The Vintage Scene has picked the city as the location for its second branch of its sustainable fashion store which invites customers on a blast back to the nineties.
Run by James Davis and Shannon Carberry, the company opened its first store in Leicester five years ago and has kept business ticking over during lockdown through its online shop.
But, having visited Newcastle with vintage events over the years, they have long wanted to open a shop in the city and continued their plans, despite the pandemic, finally finding an ideal spot in Ridley Place.

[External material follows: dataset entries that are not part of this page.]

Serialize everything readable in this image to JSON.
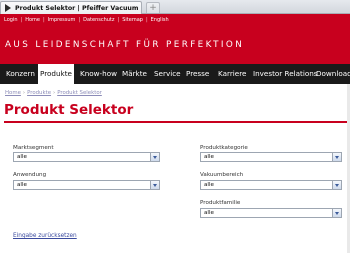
{
  "browser": {
    "tab_title": "Produkt Selektor | Pfeiffer Vacuum",
    "new_tab": "+"
  },
  "header": {
    "top_links": [
      "Login",
      "Home",
      "Impressum",
      "Datenschutz",
      "Sitemap",
      "English"
    ],
    "slogan": "AUS LEIDENSCHAFT FÜR PERFEKTION"
  },
  "nav": {
    "items": [
      "Konzern",
      "Produkte",
      "Know-how",
      "Märkte",
      "Service",
      "Presse",
      "Karriere",
      "Investor Relations",
      "Downloads"
    ],
    "active": "Produkte"
  },
  "breadcrumb": {
    "items": [
      "Home",
      "Produkte",
      "Produkt Selektor"
    ],
    "separator": "›"
  },
  "page": {
    "title": "Produkt Selektor"
  },
  "form": {
    "marktsegment": {
      "label": "Marktsegment",
      "value": "alle"
    },
    "anwendung": {
      "label": "Anwendung",
      "value": "alle"
    },
    "produktkategorie": {
      "label": "Produktkategorie",
      "value": "alle"
    },
    "vakuumbereich": {
      "label": "Vakuumbereich",
      "value": "alle"
    },
    "produktfamilie": {
      "label": "Produktfamilie",
      "value": "alle"
    },
    "reset_label": "Eingabe zurücksetzen"
  },
  "colors": {
    "brand_red": "#c8001e",
    "nav_bg": "#1a1a1a",
    "link_blue": "#3a4a9e"
  }
}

The Vintage Scene, which sells “trend-led” vintage clothing dating from the eighties to noughties will open in a former bank building when restrictions lift on April 12 and passers-by will certainly spot the difference.
A bright and vibrant newcomer on the block, the shop will showcase mainly nineties fashions and is geared up to appeal to a young clientele including students.
“We have a really young customer base and a wide appeal amongst those who like to dress fashionably whilst not having to bear the guilt that comes with fast fashion,” said James.
The Vintage Scene tends to attract those aged from 14 years and up to 30, including festival-goers and retro-lovers interested in brands such as Nike and Adidas.
The hand-picked stock is often sourced in Europe and the US.
Since James first started out in the business around 12 years ago, the interest in retro fashion has now taken on a whole new appeal for the Greta Thunberg generation who are environmentally aware, have a social conscience and a desire to recycle, upcycle and avoid waste.
Back then The Vintage Scene had mainly an online presence but around six years ago the Leicester shop was open.
And the pair were convinced that one in Newcastle would work just as well.
“We always wanted to open in Newcastle,” said James. “It was always one of our favourite destinations.”
Pressing ahead with their plans during the pandemic was a risk, although it did mean a slightly better deal with contracts.
“We thought it was a risk worth taking, said James.
While young people are key to the business, James also thinks the shop will benefit from NE1’s plans for the city centre, including for pedestrianised areas, which he thinks will help create a European cafe-culture vibe.